After Jesus and his disciples arrived in Capernaum, the collectors of the two-drachma temple tax came to Peter and asked, “Doesn’t your teacher pay the temple tax?”
“Yes, he does,” he replied.
When Peter came into the house, Jesus was the first to speak. “What do you think, Simon?” he asked. “From whom do the kings of the earth collect duty and taxes—from their own children or from others?”
“From others,” Peter answered.
“Then the children are exempt,” Jesus said to him. “But so that we may not cause offense, go to the lake and throw out your line. Take the first fish you catch; open its mouth and you will find a four-drachma coin. Take it and give it to them for my tax and yours.”
– Matthew 17:24-27
“Of all the miracles in the new testament, this one is probably the quirkiest. What are we to make of it? To understand it properly, we need to look at the details.”
– Eric Metaxas, Miracles
First, Metaxas explained about the drachma and fishing, something that Peter was good at.
Then he states, “As with all the miracles Jesus does, there’s more than meets the eye, and it is meant to point us to see something beyond the miracle itself. Certainly one of the most important aspects of this story is how it demonstrates a specific aspect of the character of Jesus, namely that of his graciousness. Jesus makes clear in what he says to Peter that they don’t really need to pay the tax, but he says that they will do so anyway, ‘so that no one is offended.’”
To explain the Temple tax, the tax was established in Exodus 30:13 (to build everything for the tabernacle), but the tax fell aside afterward. In 2 Kings 12, Jehoash, reestablishes the tax to repair the temple, thus the tax was considered the ‘temple tax.’
Metaxas explains this as ‘going the extra mile’ (Matthew 5:38-42). In this part of the Sermon on the Mount, Jesus is explaining not only how we should live, but how He will die. He’ll pay the penalty of sin for us, thus ‘going the extra mile.’
Metaxas adds to this the overflowing abundance of God’s love as explained to the Samaritan woman at the well. (John 4:13-14)
With each miracle, Jesus shows us part of His character and part of what it means to follow Him.
- The lame will walk, but in our sinful state we are unable to take up our mat and follow Jesus. We must repent and leave our sinful state behind.
- The blind will see, but without Jesus in our hearts we do not truly see Life, see Truth, see anything, until Jesus cleanses our eyes for us to see clearly and understand.
At the end of most of His parables, Jesus says for those who have ears to hear, peeking into the hidden meaning within the parable. Again, pointing to our seeing (understanding).

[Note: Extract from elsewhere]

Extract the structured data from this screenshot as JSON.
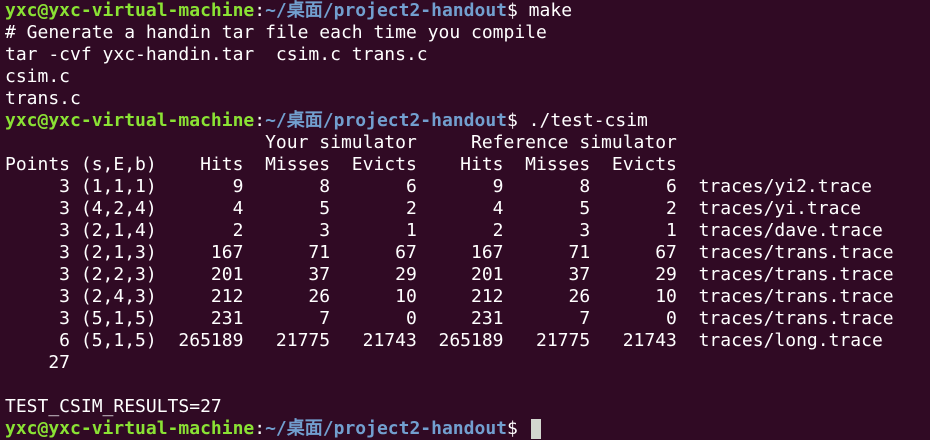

The chapter on Biblical miracles in Metaxas’ book only mentions three in detail, this odd tale of a fish with coins in its mouth, the feeding of the five thousand to establish Jesus as a caring, abundant giver who could multiply the resources, and the raising of Lazarus to prove Jesus had power over death. Metaxas spends time comparing the multiplication miracle being like the multiplication performed by Elisha with the oil in 2 Kings 4. As for the raising of Lazarus (John 11), Jesus is on His way to Jerusalem to die and be resurrected Himself.
Jesus was an abundant giver during His ministry, but He still is today. He provides what we need and He is always with us.
The Apostle Paul said that when he was weak, that was when he was strong. Paul knew that in his weakness, Jesus would provide the strength, and there is no limit to God’s power
Soli Deo Gloria. Glory to God alone.